First the rumor mill revealed ASUS had plans to refresh Ultrabooks with Ivy Bridge and 1080p IPS displays. Then the company confirmed the news itself when it brought some new Zenbook Prime laptops out for a demo and promised they’d go on sale in ASUS’ native Taiwan. Now we’ve got some splendid news for our readers here in the US: those fresh ultraportables are making their way stateside too… eventually. ASUS just confirmed it’s bringing four models to the states: the 11-inch UX21A, the 13-inch UX31A / UX32A and the UX32VD. What’s the difference between the UX31A and the UX32A, you ask?
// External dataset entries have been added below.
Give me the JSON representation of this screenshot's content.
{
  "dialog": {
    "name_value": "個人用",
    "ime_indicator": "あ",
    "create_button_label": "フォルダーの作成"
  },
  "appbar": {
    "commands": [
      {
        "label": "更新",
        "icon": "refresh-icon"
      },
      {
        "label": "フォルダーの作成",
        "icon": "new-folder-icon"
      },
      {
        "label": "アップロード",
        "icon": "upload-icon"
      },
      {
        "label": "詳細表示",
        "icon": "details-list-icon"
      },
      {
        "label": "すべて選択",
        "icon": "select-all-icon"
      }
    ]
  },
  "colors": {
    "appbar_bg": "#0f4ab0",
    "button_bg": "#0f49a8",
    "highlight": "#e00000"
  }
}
It all comes down to storage: the UX32A uses hybrid hard drives, while the UX31A packs an SSD. Meanwhile, the UX32VD is nearly identical to the UX31A except that it packs an NVIDIA GT 620M GPU.
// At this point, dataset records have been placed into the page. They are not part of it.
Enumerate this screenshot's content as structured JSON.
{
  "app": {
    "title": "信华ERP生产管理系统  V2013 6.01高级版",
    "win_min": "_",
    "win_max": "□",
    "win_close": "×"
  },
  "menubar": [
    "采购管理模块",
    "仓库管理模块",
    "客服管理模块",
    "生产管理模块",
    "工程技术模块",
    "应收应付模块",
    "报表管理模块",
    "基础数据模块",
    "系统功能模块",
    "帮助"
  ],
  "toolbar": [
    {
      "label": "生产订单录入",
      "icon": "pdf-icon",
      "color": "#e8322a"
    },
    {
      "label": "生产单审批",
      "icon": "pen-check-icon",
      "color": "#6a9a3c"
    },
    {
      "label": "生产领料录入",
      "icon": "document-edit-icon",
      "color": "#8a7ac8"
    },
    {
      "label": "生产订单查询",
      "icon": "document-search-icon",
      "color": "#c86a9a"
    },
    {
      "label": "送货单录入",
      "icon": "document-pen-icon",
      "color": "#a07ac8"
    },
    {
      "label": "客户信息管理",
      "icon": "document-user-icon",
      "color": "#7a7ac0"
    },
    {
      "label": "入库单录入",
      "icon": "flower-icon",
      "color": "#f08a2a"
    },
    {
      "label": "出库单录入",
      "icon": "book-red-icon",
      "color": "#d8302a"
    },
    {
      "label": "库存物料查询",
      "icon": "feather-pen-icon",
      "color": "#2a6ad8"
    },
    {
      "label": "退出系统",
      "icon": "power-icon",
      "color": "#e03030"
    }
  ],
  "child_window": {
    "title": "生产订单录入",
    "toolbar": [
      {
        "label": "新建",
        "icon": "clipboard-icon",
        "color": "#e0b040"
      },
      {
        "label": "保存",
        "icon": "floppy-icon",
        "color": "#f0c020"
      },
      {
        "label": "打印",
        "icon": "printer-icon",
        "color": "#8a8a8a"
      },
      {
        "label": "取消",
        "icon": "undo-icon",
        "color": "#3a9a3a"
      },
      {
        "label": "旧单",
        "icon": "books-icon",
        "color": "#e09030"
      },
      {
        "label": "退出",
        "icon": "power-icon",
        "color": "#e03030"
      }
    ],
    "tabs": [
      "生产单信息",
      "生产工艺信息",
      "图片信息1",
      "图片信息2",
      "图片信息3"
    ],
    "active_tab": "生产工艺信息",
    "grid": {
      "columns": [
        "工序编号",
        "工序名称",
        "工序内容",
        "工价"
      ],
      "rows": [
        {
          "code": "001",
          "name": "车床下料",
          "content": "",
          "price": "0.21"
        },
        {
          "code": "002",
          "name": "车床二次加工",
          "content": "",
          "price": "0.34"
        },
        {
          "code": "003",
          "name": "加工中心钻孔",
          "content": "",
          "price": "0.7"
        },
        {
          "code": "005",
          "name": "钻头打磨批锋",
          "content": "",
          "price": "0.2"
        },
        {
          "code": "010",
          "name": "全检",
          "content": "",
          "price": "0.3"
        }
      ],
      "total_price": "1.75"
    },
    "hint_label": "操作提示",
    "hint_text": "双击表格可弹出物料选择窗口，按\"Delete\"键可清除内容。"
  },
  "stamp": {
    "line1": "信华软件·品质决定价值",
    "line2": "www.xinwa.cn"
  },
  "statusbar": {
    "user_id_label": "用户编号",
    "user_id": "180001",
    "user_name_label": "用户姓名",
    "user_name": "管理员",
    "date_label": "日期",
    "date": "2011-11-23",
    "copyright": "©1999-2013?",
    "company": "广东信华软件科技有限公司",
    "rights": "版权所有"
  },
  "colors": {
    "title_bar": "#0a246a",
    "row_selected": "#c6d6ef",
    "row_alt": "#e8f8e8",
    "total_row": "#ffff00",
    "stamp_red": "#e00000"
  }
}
As rumored, the lineup includes Core i5 and i7 Ivy Bridge processors, with 1920 x 1080 IPS displays offered even on the 11-incher. (If you don’t need that kind of pixel density, 1366 x 768 displays will be available as well.) Another thing they all have in common: ASUS has tweaked the touchpad and re-tooled the keyboard, making the pitch 12 percent deeper. Also, the keys are now backlit, for what that’s worth.
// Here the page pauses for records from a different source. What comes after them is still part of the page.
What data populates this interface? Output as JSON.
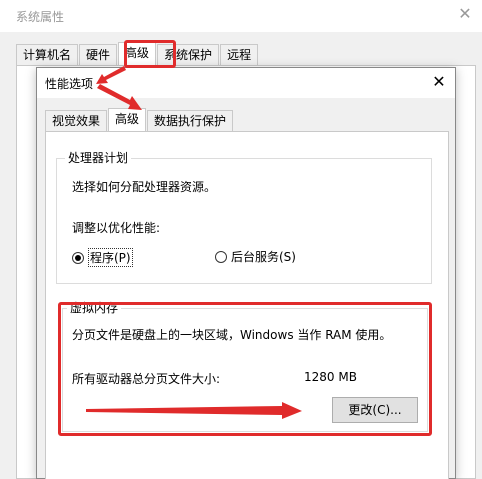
{
  "outer_window": {
    "title": "系统属性",
    "tabs": [
      {
        "label": "计算机名",
        "active": false
      },
      {
        "label": "硬件",
        "active": false
      },
      {
        "label": "高级",
        "active": true
      },
      {
        "label": "系统保护",
        "active": false
      },
      {
        "label": "远程",
        "active": false
      }
    ]
  },
  "dialog": {
    "title": "性能选项",
    "tabs": [
      {
        "label": "视觉效果",
        "active": false
      },
      {
        "label": "高级",
        "active": true
      },
      {
        "label": "数据执行保护",
        "active": false
      }
    ],
    "processor": {
      "legend": "处理器计划",
      "description": "选择如何分配处理器资源。",
      "adjust_label": "调整以优化性能:",
      "options": [
        {
          "label": "程序(P)",
          "checked": true
        },
        {
          "label": "后台服务(S)",
          "checked": false
        }
      ]
    },
    "virtual_memory": {
      "legend": "虚拟内存",
      "description": "分页文件是硬盘上的一块区域，Windows 当作 RAM 使用。",
      "total_label": "所有驱动器总分页文件大小:",
      "total_value": "1280 MB",
      "change_button": "更改(C)..."
    }
  },
  "colors": {
    "annotation": "#e02b2b",
    "window_bg": "#f0f0f0",
    "panel_bg": "#ffffff"
  }
}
Thunderbolt’s 10-gigabit interface is only just making its way to Windows after spending more than a year as a Mac-only feature, so it’s not surprising that a lot of questions surround how well the Apple- and Intel-developed connection works for those of a Microsoft persuasion. A thorough test at AnandTech of one of the first motherboards to support the spec on Windows PCs, an Ivy Bridge-ready board from MSI, has shown some positive signs along with a few flies in the high-speed ointment. The good news? Most general storage devices will work as expected with a minimum of fuss, and you can even get some features of Apple’s Thunderbolt Display working if you’re willing to accept a lack of pre-supplied software brightness controls and USB support. The bad news comes mostly in the absence of true hot-plugging like on the Mac: if a device isn’t plugged into the Thunderbolt port on boot, Windows won’t see it. Professionals who need everything to be just perfect will want to wait, then, but bandwidth lovers will still find something to like if they’re willing to build Thunderbolt-equipped PCs themselves.
Just in case you thought NEC was done with its PC updates this week, the Japanese PC builder has thrown its hat into the Ultrabook ring with a unique contribution of its own. The LaVie Z has a 13.3-inch screen like your garden variety ultralight, but it weighs just 2.2 pounds through a new lithium-magnesium alloy shell about half the weight of the aluminum that some companies love to use. Unfortunately, that weight and the slim frame are about all we know so far: NEC isn’t providing any internal specifications, possibly because it’s waiting on Ultrabook-ready Ivy Bridge chips. Even so, if you’re hanging around Japan and want the lightest possible laptop you can get at a 13-inch screen size, the wait until the planned summer release will feel like an eternity.